"We're Black. Of course we look intimidating." CJ replies. I chuckle at his response and we give each other a half-ass cheers. Taking a sip of the familiar Merlot, letting it swirl around my taste buds, wondering.
"You okay?" CJ asks as he studies my face.
"Literally all I do is study, read, write, talk about, and tweet all the utter crap that Black people have been through, and still go through, and yet when I find myself in moments like this, no amount of knowledge and understanding can stop the emotions of being judged and discriminated against just for being."
"Well they need to educate that little girl." CJ says. I can hear in his tone of voice that he, too, is growing agitated with the situation. Especially since when we look back over at the table, the mother has switched spots with the little girl and is now closer to CJ. The little girl is now sitting happily laughing and talking to her mother, making jokes, happy to be away from the "bad people."

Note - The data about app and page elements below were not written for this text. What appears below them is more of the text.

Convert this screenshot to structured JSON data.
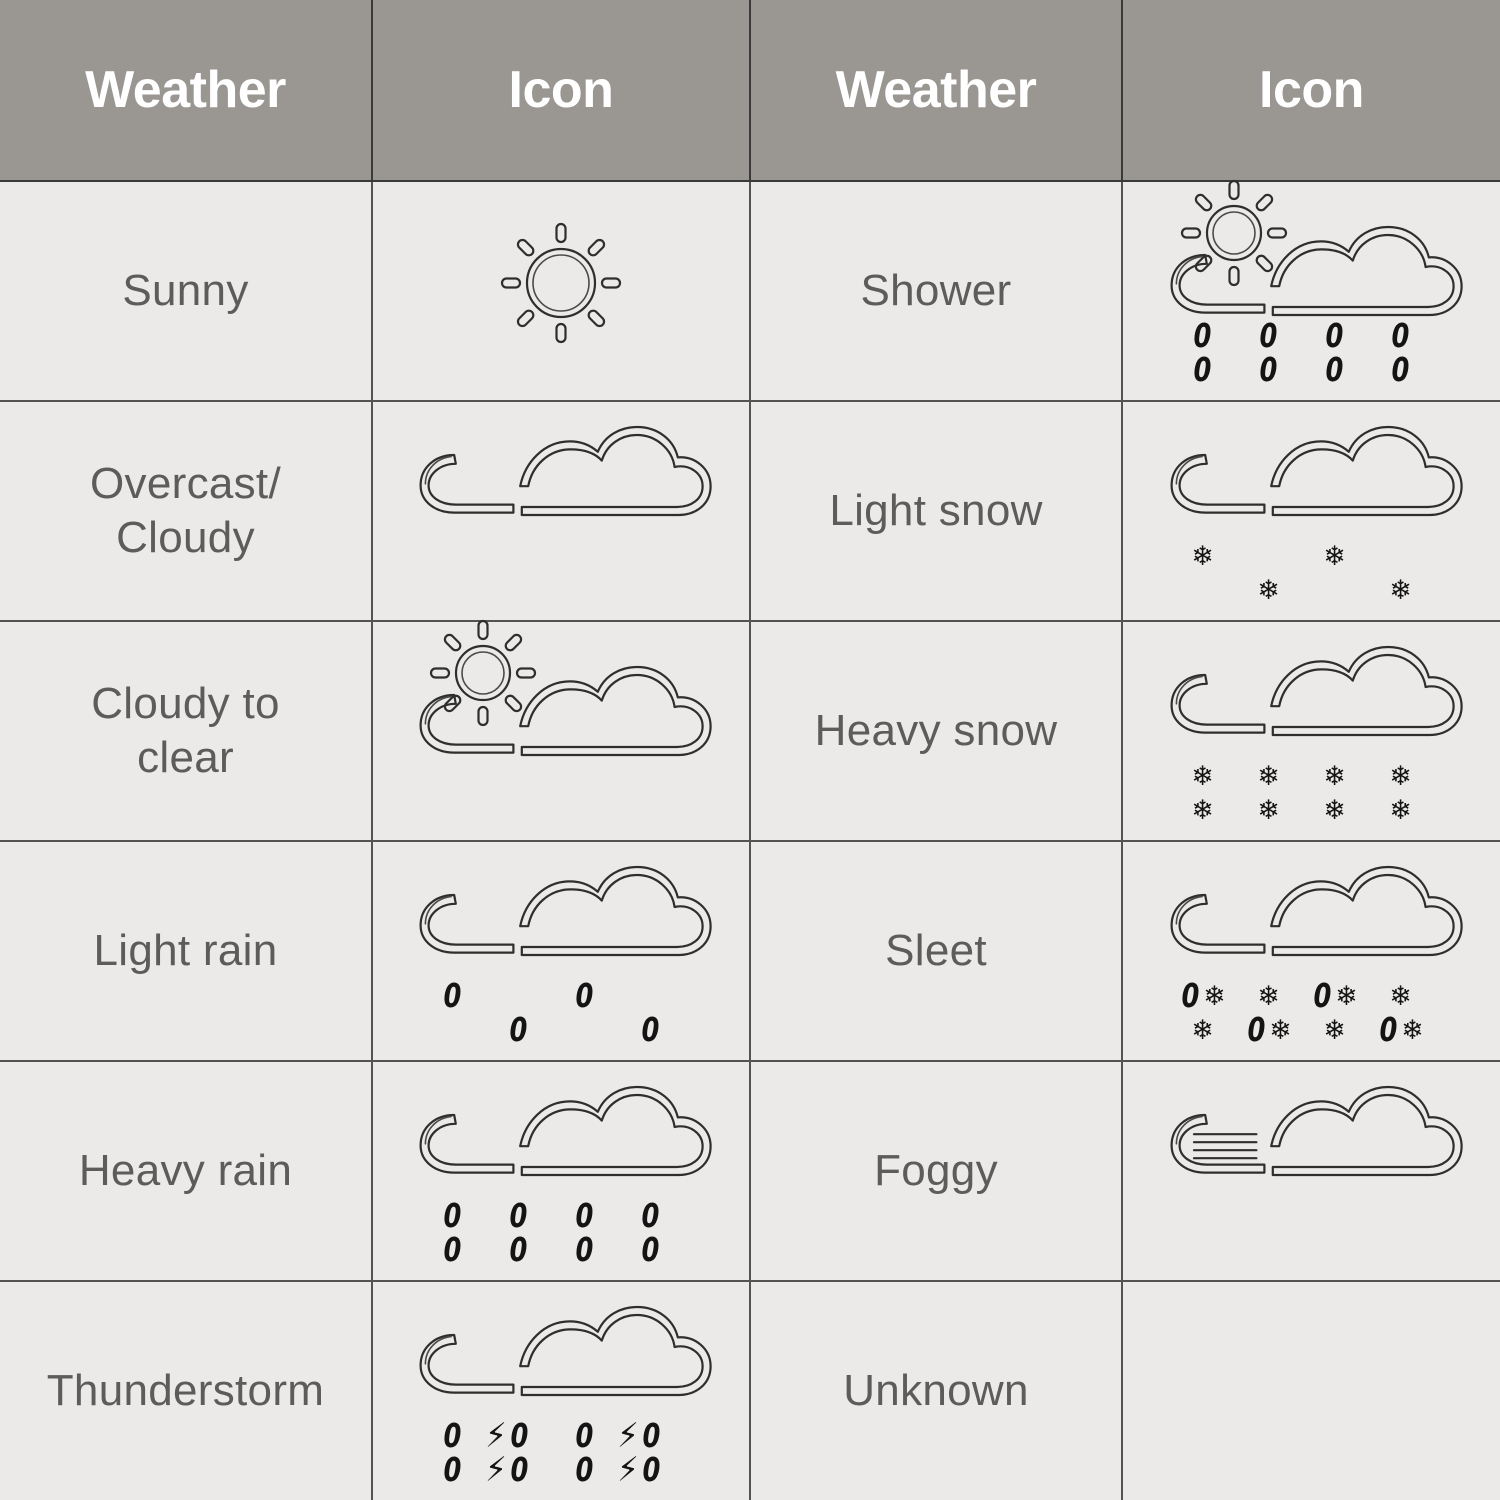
{
  "table": {
    "headers": [
      "Weather",
      "Icon",
      "Weather",
      "Icon"
    ],
    "colors": {
      "header_background": "#9a9692",
      "header_text": "#ffffff",
      "cell_background": "#ebeae8",
      "cell_text": "#5e5c5a",
      "grid_line": "#555252",
      "icon_stroke": "#2e2e2e"
    },
    "rows": [
      {
        "left": {
          "label": "Sunny",
          "label_lines": [
            "Sunny"
          ],
          "icon_name": "sun-icon",
          "icon_parts": [
            "sun"
          ],
          "precipitation": "none"
        },
        "right": {
          "label": "Shower",
          "label_lines": [
            "Shower"
          ],
          "icon_name": "sun-cloud-rain-icon",
          "icon_parts": [
            "sun",
            "cloud-small",
            "cloud-large"
          ],
          "precipitation": "rain-heavy"
        }
      },
      {
        "left": {
          "label": "Overcast/ Cloudy",
          "label_lines": [
            "Overcast/",
            "Cloudy"
          ],
          "icon_name": "cloud-icon",
          "icon_parts": [
            "cloud-small",
            "cloud-large"
          ],
          "precipitation": "none"
        },
        "right": {
          "label": "Light snow",
          "label_lines": [
            "Light snow"
          ],
          "icon_name": "cloud-light-snow-icon",
          "icon_parts": [
            "cloud-small",
            "cloud-large"
          ],
          "precipitation": "snow-light"
        }
      },
      {
        "left": {
          "label": "Cloudy to clear",
          "label_lines": [
            "Cloudy to",
            "clear"
          ],
          "icon_name": "sun-cloud-icon",
          "icon_parts": [
            "sun",
            "cloud-small",
            "cloud-large"
          ],
          "precipitation": "none"
        },
        "right": {
          "label": "Heavy snow",
          "label_lines": [
            "Heavy snow"
          ],
          "icon_name": "cloud-heavy-snow-icon",
          "icon_parts": [
            "cloud-small",
            "cloud-large"
          ],
          "precipitation": "snow-heavy"
        }
      },
      {
        "left": {
          "label": "Light rain",
          "label_lines": [
            "Light rain"
          ],
          "icon_name": "cloud-light-rain-icon",
          "icon_parts": [
            "cloud-small",
            "cloud-large"
          ],
          "precipitation": "rain-light"
        },
        "right": {
          "label": "Sleet",
          "label_lines": [
            "Sleet"
          ],
          "icon_name": "cloud-sleet-icon",
          "icon_parts": [
            "cloud-small",
            "cloud-large"
          ],
          "precipitation": "sleet"
        }
      },
      {
        "left": {
          "label": "Heavy rain",
          "label_lines": [
            "Heavy rain"
          ],
          "icon_name": "cloud-heavy-rain-icon",
          "icon_parts": [
            "cloud-small",
            "cloud-large"
          ],
          "precipitation": "rain-heavy"
        },
        "right": {
          "label": "Foggy",
          "label_lines": [
            "Foggy"
          ],
          "icon_name": "cloud-fog-icon",
          "icon_parts": [
            "cloud-small-fog-lines",
            "cloud-large"
          ],
          "precipitation": "none"
        }
      },
      {
        "left": {
          "label": "Thunderstorm",
          "label_lines": [
            "Thunderstorm"
          ],
          "icon_name": "cloud-thunderstorm-icon",
          "icon_parts": [
            "cloud-small",
            "cloud-large"
          ],
          "precipitation": "thunderstorm"
        },
        "right": {
          "label": "Unknown",
          "label_lines": [
            "Unknown"
          ],
          "icon_name": "no-icon",
          "icon_parts": [],
          "precipitation": "none"
        }
      }
    ]
  },
  "glyphs": {
    "raindrop": "0",
    "snowflake": "❄",
    "lightning": "⚡"
  }
}
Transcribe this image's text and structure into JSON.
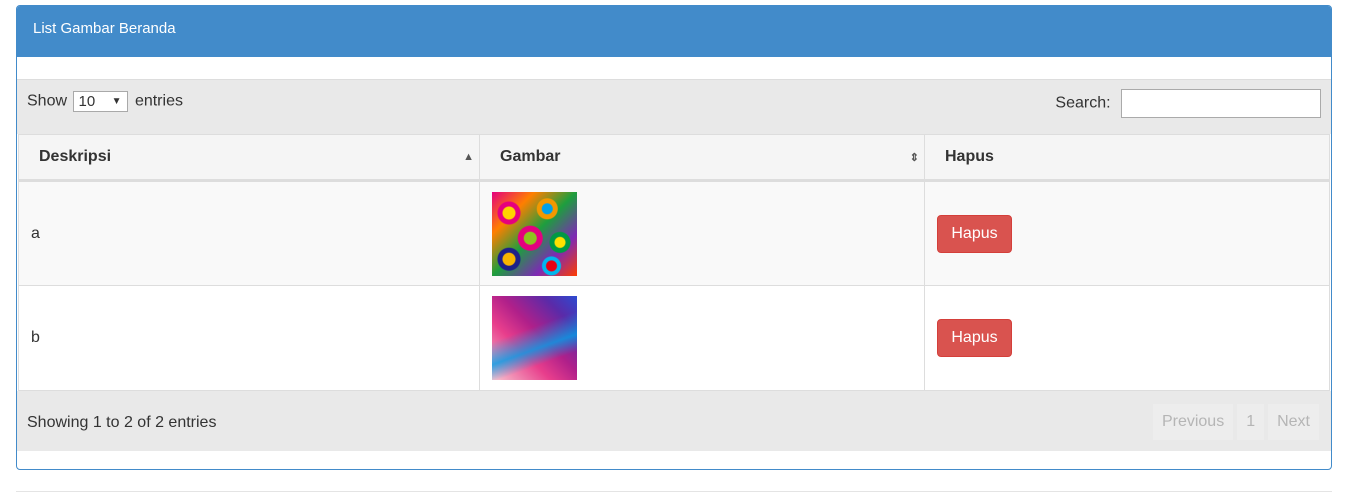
{
  "panel": {
    "title": "List Gambar Beranda"
  },
  "length": {
    "show_label": "Show",
    "selected": "10",
    "entries_label": "entries"
  },
  "search": {
    "label": "Search:",
    "value": ""
  },
  "table": {
    "headers": [
      "Deskripsi",
      "Gambar",
      "Hapus"
    ],
    "rows": [
      {
        "deskripsi": "a",
        "image": "colorful-flower-pattern",
        "action": "Hapus"
      },
      {
        "deskripsi": "b",
        "image": "abstract-polygon-gradient",
        "action": "Hapus"
      }
    ]
  },
  "footer": {
    "info": "Showing 1 to 2 of 2 entries",
    "pagination": {
      "previous": "Previous",
      "page": "1",
      "next": "Next"
    }
  },
  "colors": {
    "primary": "#428bca",
    "danger": "#d9534f",
    "toolbar": "#e9e9e9"
  },
  "icons": {
    "sort_asc": "sort-asc-icon",
    "sort_both": "sort-both-icon",
    "select_caret": "caret-down-icon"
  }
}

My eyes slant into daggers and I look back at CJ, "All that did was teach that girl that discrimination and prejudice is okay. How is she going to go through life being scared of any brown person who crosses her path. Even the fact that she was scared in the first place notions towards something she previously learned in her home life."
I am ranting and chugging my glass of wine, readying myself to get the fuck out of this restaurant before I start screaming or balling my eyes out.
Throughout our whole conversation, CJ and I were aware that the table next to us, the little girl, the mom, the grandparents, could hear us. Like I said, it's a small, one room, restaurant. It sounds petty, to talk about people knowing they can hear you, but in a situation like this, pettiness becomes our only source of power. The only outlet we have to channel our emotions without becoming exceedingly angry or utterly depressed.
What else could we do? Tell the little girl she was being racist? Tell the mom to teach her daughter some respect? Tell the grandparents to stop eyeing CJ like he was going to take the tip they left off the table? A lot easier than it sounds, and as a Black person, you never know how this type of confrontation could be taken in a setting like this. Would people see where our anger was coming from? Or would they be upset for causing "a scene" and making everyone else uncomfortable.
We get out of there as soon as we can, ready to leave the whole situation behind. On the walk to Broadway I call my mom, explaining what happened. She is, of course, shocked and angry as well; I have another rant with her about how children grow to have racist thoughts and the role of the parents.
The rest of the day progressed as planned: I find a dress for graduation, CJ finds a suit, and we both find shoes. When we get home that evening I look at the notes I typed in my phone at the restaurant earlier that day, the first draft of this piece.
Don't let it continue to bother you, I tell myself, but it's not possible. The little girl, practically still a toddler, had looked at me as if I was an alien. Someone who didn't belong in the restaurant, in New York City, or anywhere at all. How could someone who barely knows the world be so uncomfortable with my existence in it already?
Like I said previously, as a Black person, you grow used to the way people look at you in public spaces.
New York may present itself as a diverse melting pot of all types of people, but it can also be just as divided as anywhere else in the country. Black people live in boroughs that gentrifiers are desperate to buy up and make room for people with more money. Homeless people on 5th Avenue beg Upper East Siders for spare change while they are passed by on the walk from Tiffany's to Louis Vuitton. How could a city that has such a large amount of upper class citizens, almost every race you can imagine, one of the highest African American populations in the country, and a steadily growing homeless population not be divided? This is America we're talking about.
This article was originally published June 25, 2019.
WRITTEN BYChelsea Young